The lampposts at the Rizal Park have two decorations which are reminders of our colonial past: the kalesa of the Spanish era

kalesa decoration on a lamp post in Rizal Park

and the eagle of the American era.

eagle decoration on a lamp post in Rizal Park

June 3, 2011

Empty cups

Inside the Eastwood Mall branch of my favorite Coffee Bean & Tea Leaf. We were the only ones without laptops.

people with laptops inside Coffee Bean & Tea Leaf

June 2, 2011

Light show

The building across Eastwood Mall—which looks to be specially made for Business Process Outsourcing (BPO) companies if the staff dining areas in the round tower are any indication—has multi-colored lights running horizontally across its entire facade.

colored lights on a BPO center in Eastwood
colored lights on a BPO center in Eastwood
colored lights on a BPO center in Eastwood

June 1, 2011

Land under construction

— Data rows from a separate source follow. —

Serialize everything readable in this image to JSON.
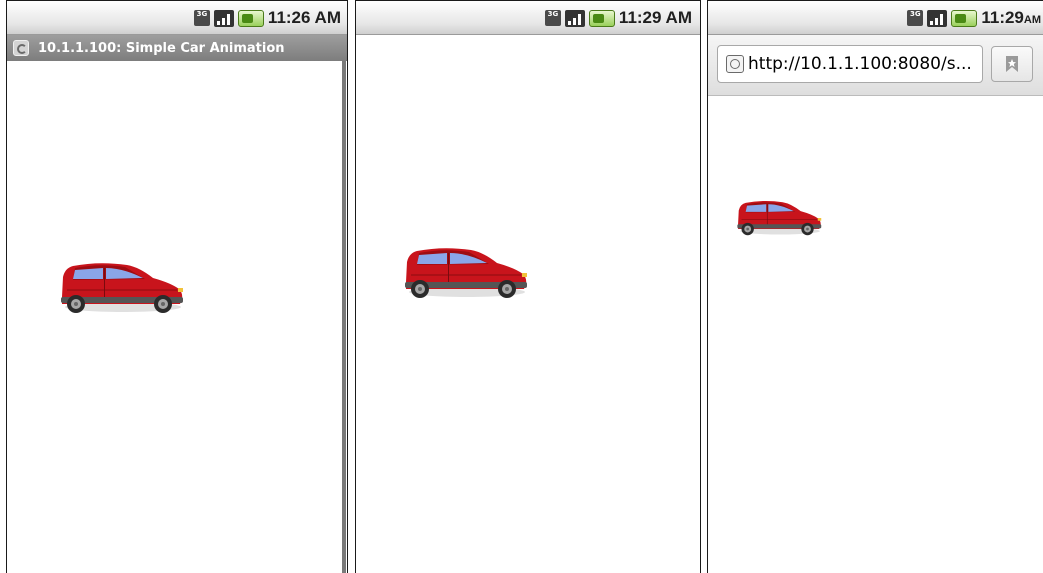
{
  "screens": [
    {
      "status_time": "11:26 AM",
      "network_label": "3G",
      "title_bar": {
        "text": "10.1.1.100: Simple Car Animation"
      }
    },
    {
      "status_time": "11:29 AM",
      "network_label": "3G"
    },
    {
      "status_time": "11:29",
      "status_time_suffix": "AM",
      "network_label": "3G",
      "url_bar": {
        "url": "http://10.1.1.100:8080/s..."
      }
    }
  ],
  "icons": {
    "network": "network-3g-icon",
    "signal": "signal-strength-icon",
    "battery": "battery-icon",
    "browser": "globe-icon",
    "bookmark": "bookmark-icon",
    "car": "red-car-image"
  },
  "colors": {
    "car_body": "#c8141c",
    "car_window": "#8aa6e8",
    "title_bar": "#888888",
    "battery": "#6ab22a"
  }
}
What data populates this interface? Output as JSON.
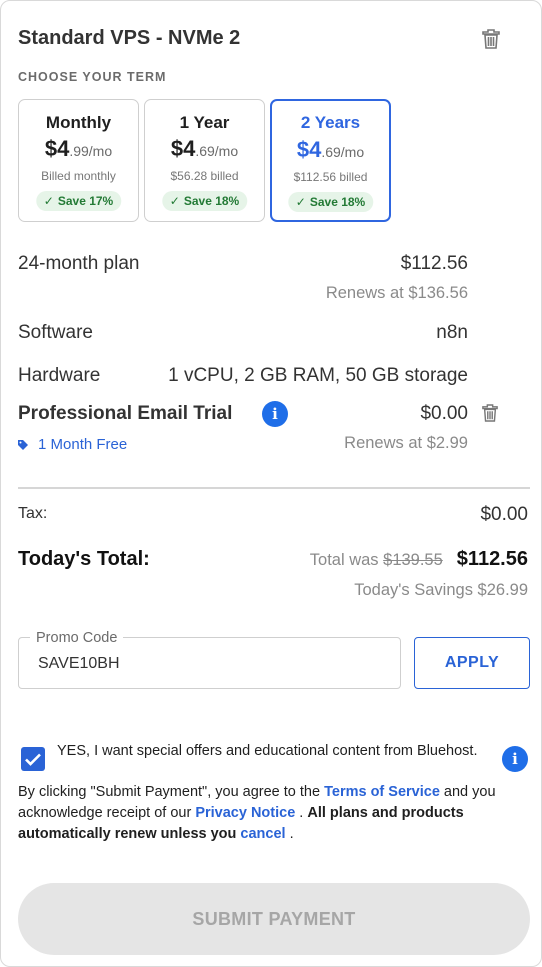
{
  "header": {
    "title": "Standard VPS - NVMe 2"
  },
  "term": {
    "label": "CHOOSE YOUR TERM",
    "options": [
      {
        "name": "Monthly",
        "dollar": "$4",
        "cents": ".99/mo",
        "billed": "Billed monthly",
        "save": "Save 17%",
        "selected": false
      },
      {
        "name": "1 Year",
        "dollar": "$4",
        "cents": ".69/mo",
        "billed": "$56.28 billed",
        "save": "Save 18%",
        "selected": false
      },
      {
        "name": "2 Years",
        "dollar": "$4",
        "cents": ".69/mo",
        "billed": "$112.56 billed",
        "save": "Save 18%",
        "selected": true
      }
    ]
  },
  "summary": {
    "plan_label": "24-month plan",
    "plan_price": "$112.56",
    "plan_renews": "Renews at $136.56",
    "software_label": "Software",
    "software_value": "n8n",
    "hardware_label": "Hardware",
    "hardware_value": "1 vCPU, 2 GB RAM, 50 GB storage",
    "email_label": "Professional Email Trial",
    "email_price": "$0.00",
    "email_tag": "1 Month Free",
    "email_renews": "Renews at $2.99"
  },
  "totals": {
    "tax_label": "Tax:",
    "tax_value": "$0.00",
    "total_label": "Today's Total:",
    "total_was_prefix": "Total was ",
    "total_was_value": "$139.55",
    "total_value": "$112.56",
    "savings": "Today's Savings $26.99"
  },
  "promo": {
    "label": "Promo Code",
    "value": "SAVE10BH",
    "apply_label": "APPLY"
  },
  "consent": {
    "offer_text": "YES, I want special offers and educational content from Bluehost.",
    "checked": true,
    "legal_prefix": "By clicking \"Submit Payment\", you agree to the ",
    "terms_link": "Terms of Service",
    "legal_mid": " and you acknowledge receipt of our ",
    "privacy_link": "Privacy Notice",
    "legal_sep": " .  ",
    "auto_renew": "All plans and products automatically renew unless you ",
    "cancel_link": "cancel",
    "legal_end": " ."
  },
  "submit": {
    "label": "SUBMIT PAYMENT"
  },
  "icons": {
    "trash": "trash-icon",
    "info": "info-icon",
    "tag": "tag-icon",
    "check": "check-icon"
  },
  "colors": {
    "accent": "#2a63d6",
    "selected_border": "#2f66e0",
    "save_bg": "#e6f4e8",
    "save_text": "#237a35",
    "info_blue": "#1f6ee8",
    "disabled_bg": "#e5e5e5"
  }
}
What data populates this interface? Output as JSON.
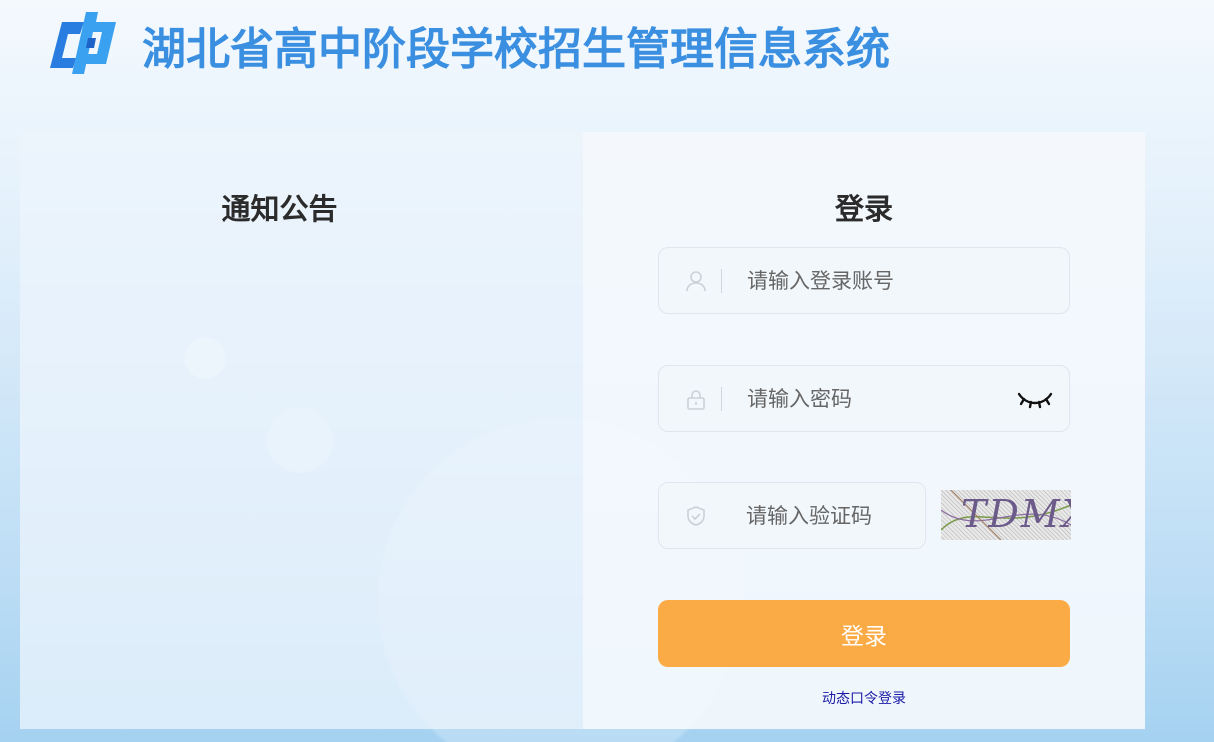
{
  "header": {
    "logo_icon": "hubei-education-logo-icon",
    "title": "湖北省高中阶段学校招生管理信息系统"
  },
  "notice": {
    "title": "通知公告"
  },
  "login": {
    "title": "登录",
    "username": {
      "placeholder": "请输入登录账号",
      "value": "",
      "icon": "user-icon"
    },
    "password": {
      "placeholder": "请输入密码",
      "value": "",
      "icon": "lock-icon",
      "toggle_icon": "eye-closed-icon"
    },
    "captcha_input": {
      "placeholder": "请输入验证码",
      "value": "",
      "icon": "shield-check-icon"
    },
    "captcha_image_text": "TDMX",
    "submit_label": "登录",
    "alt_login_label": "动态口令登录"
  },
  "colors": {
    "brand": "#3b8fe0",
    "submit": "#fbab45",
    "link": "#1a1aa6"
  }
}
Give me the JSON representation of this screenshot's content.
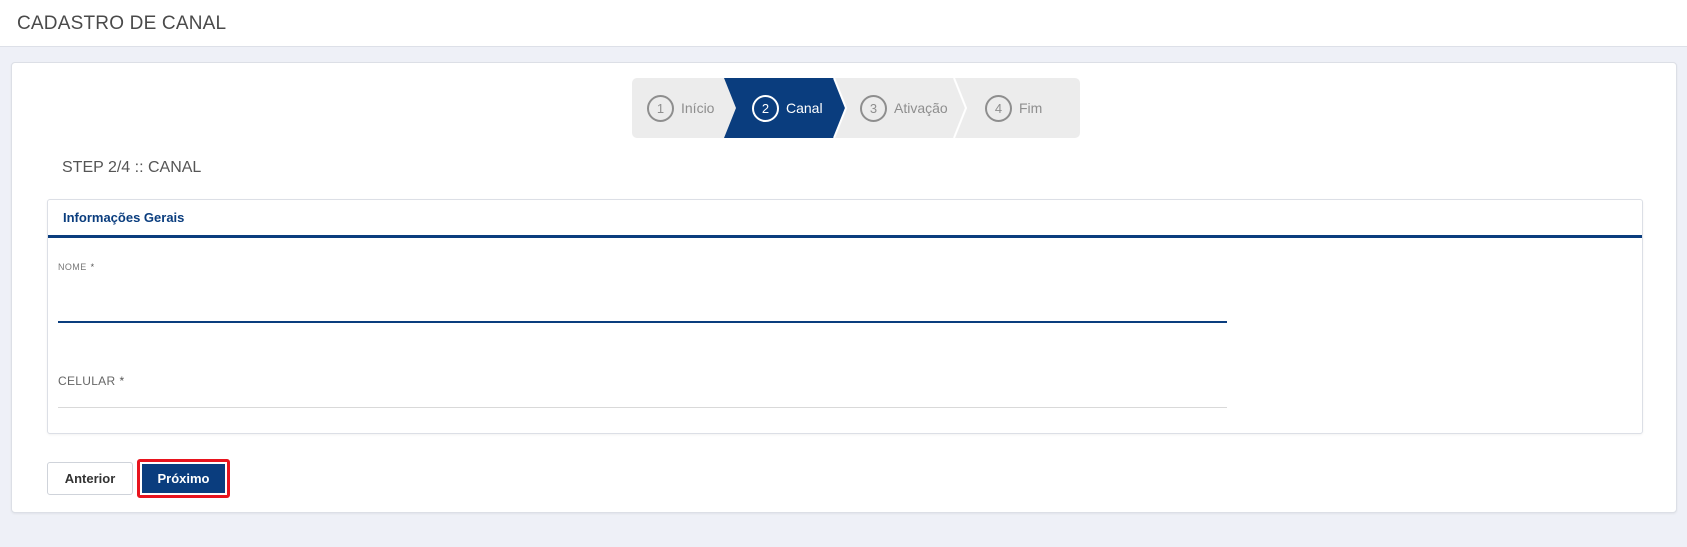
{
  "header": {
    "title": "CADASTRO DE CANAL"
  },
  "stepper": {
    "steps": [
      {
        "number": "1",
        "label": "Início"
      },
      {
        "number": "2",
        "label": "Canal"
      },
      {
        "number": "3",
        "label": "Ativação"
      },
      {
        "number": "4",
        "label": "Fim"
      }
    ],
    "active_step": 2,
    "active_color": "#0a3d7e",
    "inactive_color": "#ececec"
  },
  "main": {
    "step_heading": "STEP 2/4 :: CANAL",
    "panel": {
      "title": "Informações Gerais",
      "fields": {
        "nome": {
          "label": "NOME",
          "required": "*",
          "value": ""
        },
        "celular": {
          "label": "CELULAR",
          "required": "*",
          "value": ""
        }
      }
    }
  },
  "actions": {
    "prev_label": "Anterior",
    "next_label": "Próximo",
    "highlight_color": "#e8141e"
  }
}
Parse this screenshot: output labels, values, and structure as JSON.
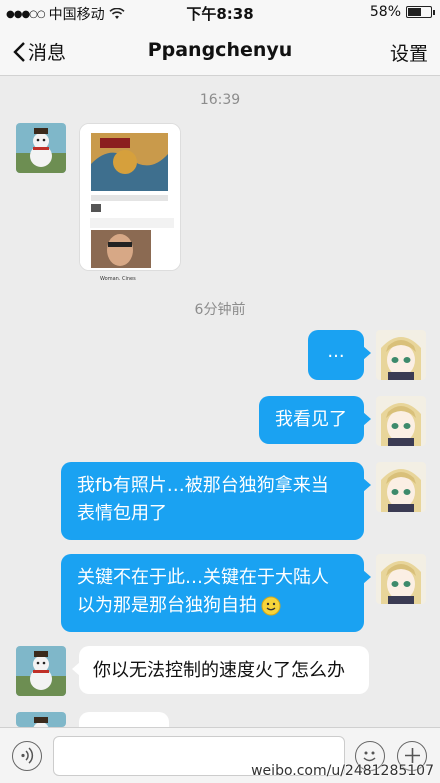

THEME DAY: UNDER CONSTRUCTION • The Cultural Center of the Philippines (including Sofitel Manila and Harbour Square which are in the same complex), SM Mall of Asia (currently the 4th largest mall in the world), and many of the luxury residential condominium buildings in Pasay City with fantastic views of Manila Bay and its gorgeous sunsets, all stand on land reclaimed from the sea. And it looks as if the sea is still trying to get some of it back.

reclaimed land in Pasay City

What is man constructing all over the world? Let City Daily Photo bloggers show you. Click here to view thumbnails for all participants.